What the exercise asks: Without changing a single word, output each entry.

Records supplied:

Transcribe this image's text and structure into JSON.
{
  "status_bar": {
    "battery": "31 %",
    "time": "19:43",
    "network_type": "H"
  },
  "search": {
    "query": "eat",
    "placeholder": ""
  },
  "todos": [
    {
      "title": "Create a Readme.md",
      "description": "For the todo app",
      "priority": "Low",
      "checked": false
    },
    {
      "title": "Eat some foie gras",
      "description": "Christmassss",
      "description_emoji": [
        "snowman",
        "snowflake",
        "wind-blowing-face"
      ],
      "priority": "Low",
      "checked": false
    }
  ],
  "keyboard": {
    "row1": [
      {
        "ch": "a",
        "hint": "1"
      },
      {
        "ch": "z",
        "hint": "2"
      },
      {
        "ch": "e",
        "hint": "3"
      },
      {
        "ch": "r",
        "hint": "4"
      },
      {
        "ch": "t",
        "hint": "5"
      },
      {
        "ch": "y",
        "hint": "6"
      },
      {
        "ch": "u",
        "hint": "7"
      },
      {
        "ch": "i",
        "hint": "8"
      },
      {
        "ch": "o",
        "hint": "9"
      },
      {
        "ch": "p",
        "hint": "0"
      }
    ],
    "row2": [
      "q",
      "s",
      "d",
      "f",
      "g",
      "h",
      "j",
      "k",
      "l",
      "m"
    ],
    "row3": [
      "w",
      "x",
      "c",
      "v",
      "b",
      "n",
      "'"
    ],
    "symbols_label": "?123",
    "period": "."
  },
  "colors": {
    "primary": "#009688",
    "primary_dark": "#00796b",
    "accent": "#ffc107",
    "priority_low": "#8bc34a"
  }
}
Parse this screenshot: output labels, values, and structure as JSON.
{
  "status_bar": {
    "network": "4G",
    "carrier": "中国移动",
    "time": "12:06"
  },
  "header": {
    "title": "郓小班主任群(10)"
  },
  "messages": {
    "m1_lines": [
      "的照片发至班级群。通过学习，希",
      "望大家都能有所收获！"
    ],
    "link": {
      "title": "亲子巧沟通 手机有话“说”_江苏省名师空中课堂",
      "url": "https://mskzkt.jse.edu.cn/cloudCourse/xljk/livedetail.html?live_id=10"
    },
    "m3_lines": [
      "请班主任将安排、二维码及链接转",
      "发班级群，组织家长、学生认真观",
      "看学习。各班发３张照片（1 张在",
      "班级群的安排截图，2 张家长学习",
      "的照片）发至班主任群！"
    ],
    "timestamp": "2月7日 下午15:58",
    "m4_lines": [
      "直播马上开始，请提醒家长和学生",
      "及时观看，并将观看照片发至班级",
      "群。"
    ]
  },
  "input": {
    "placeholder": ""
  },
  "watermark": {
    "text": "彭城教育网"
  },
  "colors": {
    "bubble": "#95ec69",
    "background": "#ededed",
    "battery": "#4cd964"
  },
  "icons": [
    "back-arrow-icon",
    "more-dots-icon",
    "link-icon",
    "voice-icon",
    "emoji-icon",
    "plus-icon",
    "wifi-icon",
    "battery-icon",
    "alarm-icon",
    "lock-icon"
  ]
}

Your solution:
Transcribe this image's text and structure into JSON.
{
  "status_bar": {
    "battery": "31 %",
    "time": "19:43",
    "network_type": "H"
  },
  "search": {
    "query": "eat",
    "placeholder": ""
  },
  "todos": [
    {
      "title": "Create a Readme.md",
      "description": "For the todo app",
      "priority": "Low",
      "checked": false
    },
    {
      "title": "Eat some foie gras",
      "description": "Christmassss",
      "description_emoji": [
        "snowman",
        "snowflake",
        "wind-blowing-face"
      ],
      "priority": "Low",
      "checked": false
    }
  ],
  "keyboard": {
    "row1": [
      {
        "ch": "a",
        "hint": "1"
      },
      {
        "ch": "z",
        "hint": "2"
      },
      {
        "ch": "e",
        "hint": "3"
      },
      {
        "ch": "r",
        "hint": "4"
      },
      {
        "ch": "t",
        "hint": "5"
      },
      {
        "ch": "y",
        "hint": "6"
      },
      {
        "ch": "u",
        "hint": "7"
      },
      {
        "ch": "i",
        "hint": "8"
      },
      {
        "ch": "o",
        "hint": "9"
      },
      {
        "ch": "p",
        "hint": "0"
      }
    ],
    "row2": [
      "q",
      "s",
      "d",
      "f",
      "g",
      "h",
      "j",
      "k",
      "l",
      "m"
    ],
    "row3": [
      "w",
      "x",
      "c",
      "v",
      "b",
      "n",
      "'"
    ],
    "symbols_label": "?123",
    "period": "."
  },
  "colors": {
    "primary": "#009688",
    "primary_dark": "#00796b",
    "accent": "#ffc107",
    "priority_low": "#8bc34a"
  }
}
Parse this screenshot: output labels, values, and structure as JSON.
{
  "status_bar": {
    "network": "4G",
    "carrier": "中国移动",
    "time": "12:06"
  },
  "header": {
    "title": "郓小班主任群(10)"
  },
  "messages": {
    "m1_lines": [
      "的照片发至班级群。通过学习，希",
      "望大家都能有所收获！"
    ],
    "link": {
      "title": "亲子巧沟通 手机有话“说”_江苏省名师空中课堂",
      "url": "https://mskzkt.jse.edu.cn/cloudCourse/xljk/livedetail.html?live_id=10"
    },
    "m3_lines": [
      "请班主任将安排、二维码及链接转",
      "发班级群，组织家长、学生认真观",
      "看学习。各班发３张照片（1 张在",
      "班级群的安排截图，2 张家长学习",
      "的照片）发至班主任群！"
    ],
    "timestamp": "2月7日 下午15:58",
    "m4_lines": [
      "直播马上开始，请提醒家长和学生",
      "及时观看，并将观看照片发至班级",
      "群。"
    ]
  },
  "input": {
    "placeholder": ""
  },
  "watermark": {
    "text": "彭城教育网"
  },
  "colors": {
    "bubble": "#95ec69",
    "background": "#ededed",
    "battery": "#4cd964"
  },
  "icons": [
    "back-arrow-icon",
    "more-dots-icon",
    "link-icon",
    "voice-icon",
    "emoji-icon",
    "plus-icon",
    "wifi-icon",
    "battery-icon",
    "alarm-icon",
    "lock-icon"
  ]
}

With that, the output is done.